Key Takeaways

Because of the increasingly blurred lines between legal and business advice, lawyers and clients cannot simply assume that  attorney-client privilege will protect all communications.  The following principles should be kept in mind when communicating with corporate counsel, including during an internal investigation:

  • A primary purpose of the investigation and communications related to the investigation should be to provide legal advice. Fact-finding investigations and investigations conducted in the ordinary course of business or according to company policy without the clear purpose of obtaining legal advice may not be privileged.
  • As the D.C. Circuit noted in its decision, the attorney-client privilege also “only protects disclosure of communications; it does not protect disclosure of the underlying facts by those who communicated with the attorney.” Thus, while communications sharing facts with counsel during an investigation are privileged, the facts themselves are not necessarily shielded from disclosure simply because they were shared with an attorney.
  • To decrease the risk of disclosure of investigative communications, keep contemporaneous documentation outlining the scope and purpose of the investigation.
  • Consider retaining external litigation counsel to make clear the purpose of the investigation is to obtain legal advice and not simply to make a business decision.
  • Treat the investigation and its contents as privileged throughout the process. Be careful not to share documents with third parties or internal company employees who are not involved in the investigation.  Ensure that any non-attorneys engaged in the investigation are aware that a purpose of the investigation is to obtain legal advice and that they are operating at the direction of counsel.
  • Do not assume that communications involving counsel are always privileged, and understand that even if privileged, the final determination may not be made until a court has reviewed the information. So, treat every written communication as potentially subject to others’ review.

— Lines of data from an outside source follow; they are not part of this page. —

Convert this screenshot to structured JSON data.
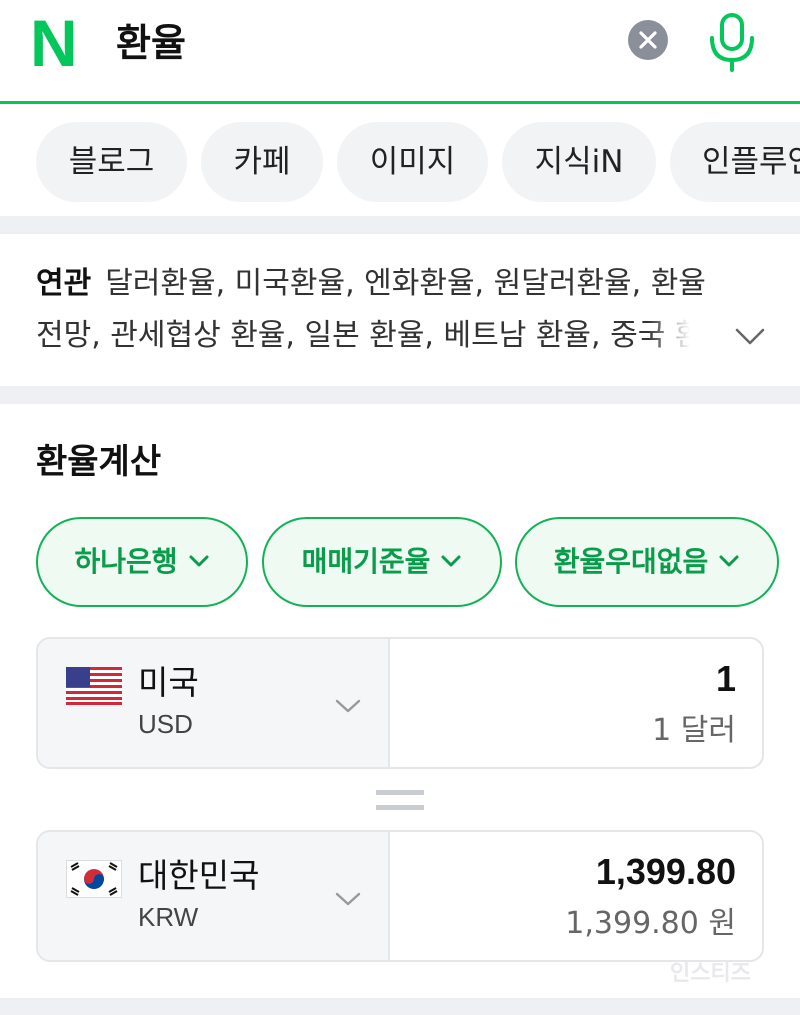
{
  "search": {
    "logo": "N",
    "query": "환율"
  },
  "tabs": [
    {
      "label": "블로그"
    },
    {
      "label": "카페"
    },
    {
      "label": "이미지"
    },
    {
      "label": "지식iN"
    },
    {
      "label": "인플루언"
    }
  ],
  "related": {
    "label": "연관",
    "line1": "달러환율, 미국환율, 엔화환율, 원달러환율, 환율",
    "line2": "전망, 관세협상 환율, 일본 환율, 베트남 환율, 중국 환"
  },
  "calculator": {
    "title": "환율계산",
    "filters": [
      {
        "label": "하나은행"
      },
      {
        "label": "매매기준율"
      },
      {
        "label": "환율우대없음"
      }
    ],
    "from": {
      "country": "미국",
      "code": "USD",
      "amount": "1",
      "amount_text": "1 달러",
      "flag_icon": "us-flag-icon"
    },
    "to": {
      "country": "대한민국",
      "code": "KRW",
      "amount": "1,399.80",
      "amount_text": "1,399.80 원",
      "flag_icon": "kr-flag-icon"
    }
  },
  "watermark": "인스티즈",
  "colors": {
    "brand_green": "#03c75a",
    "filter_green": "#14b257",
    "tab_bg": "#f2f3f5",
    "divider": "#eef0f3"
  }
}
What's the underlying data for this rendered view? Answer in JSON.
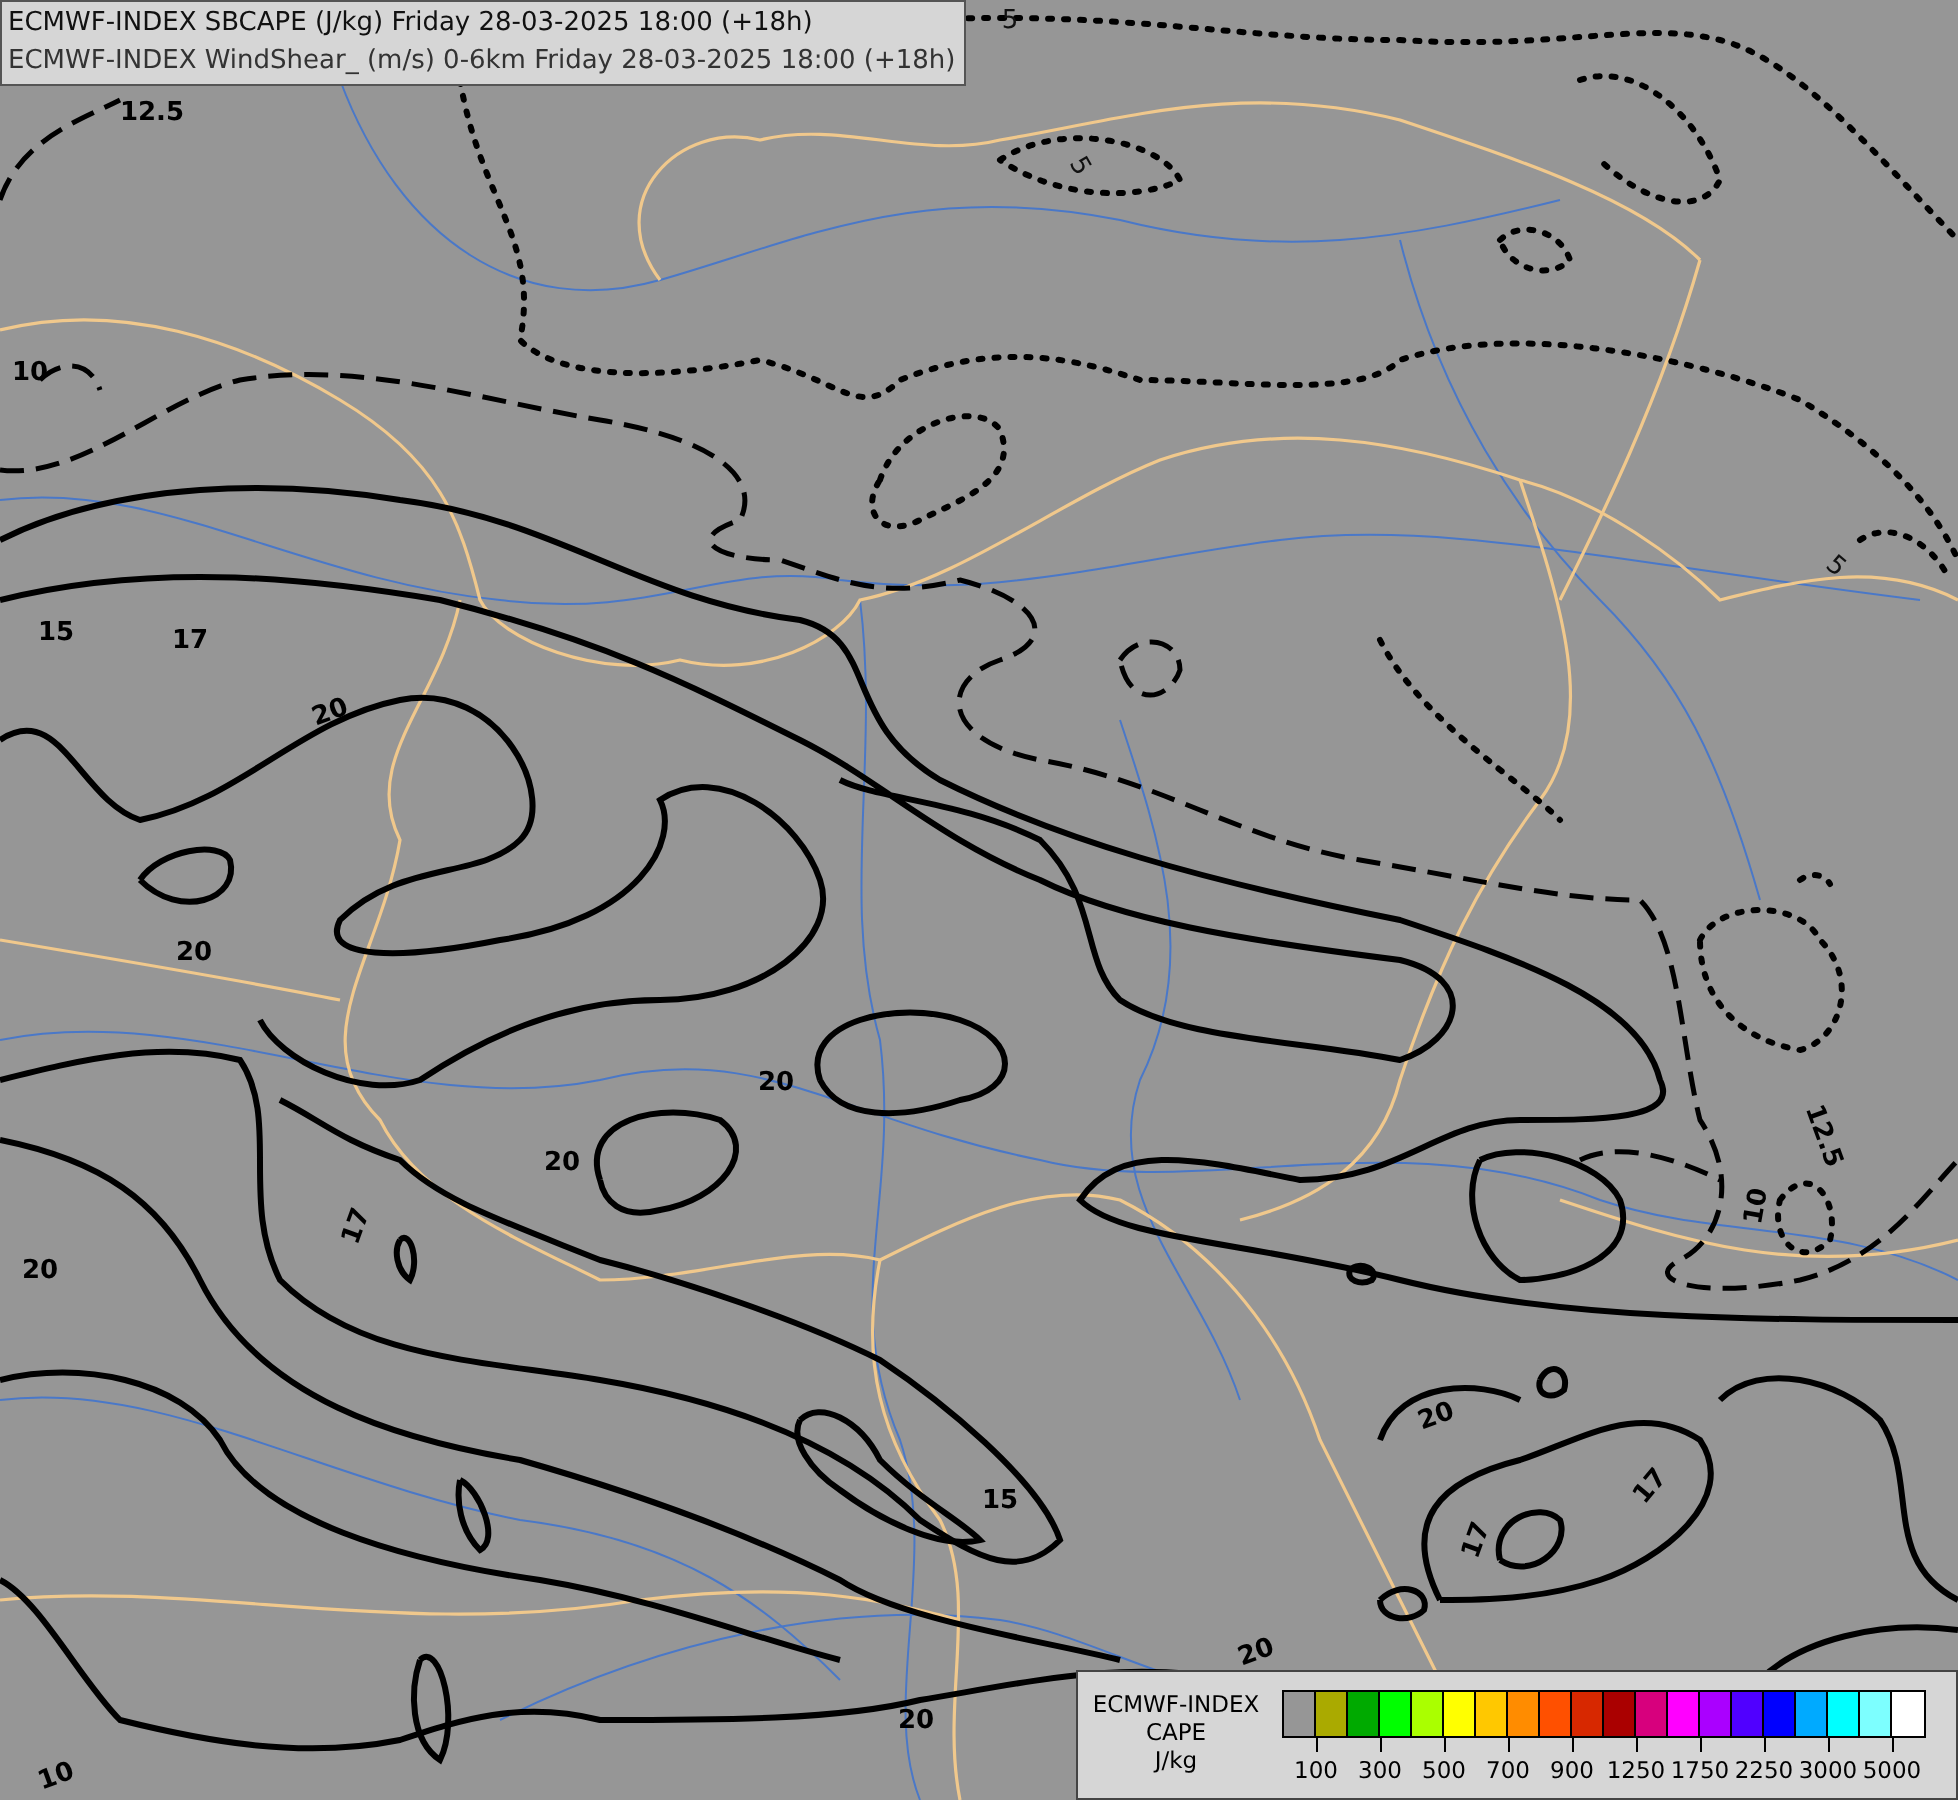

Contact the authors or download Bass, Berry & Sims’ Healthcare Fraud & Abuse Review for more information about government and internal investigations.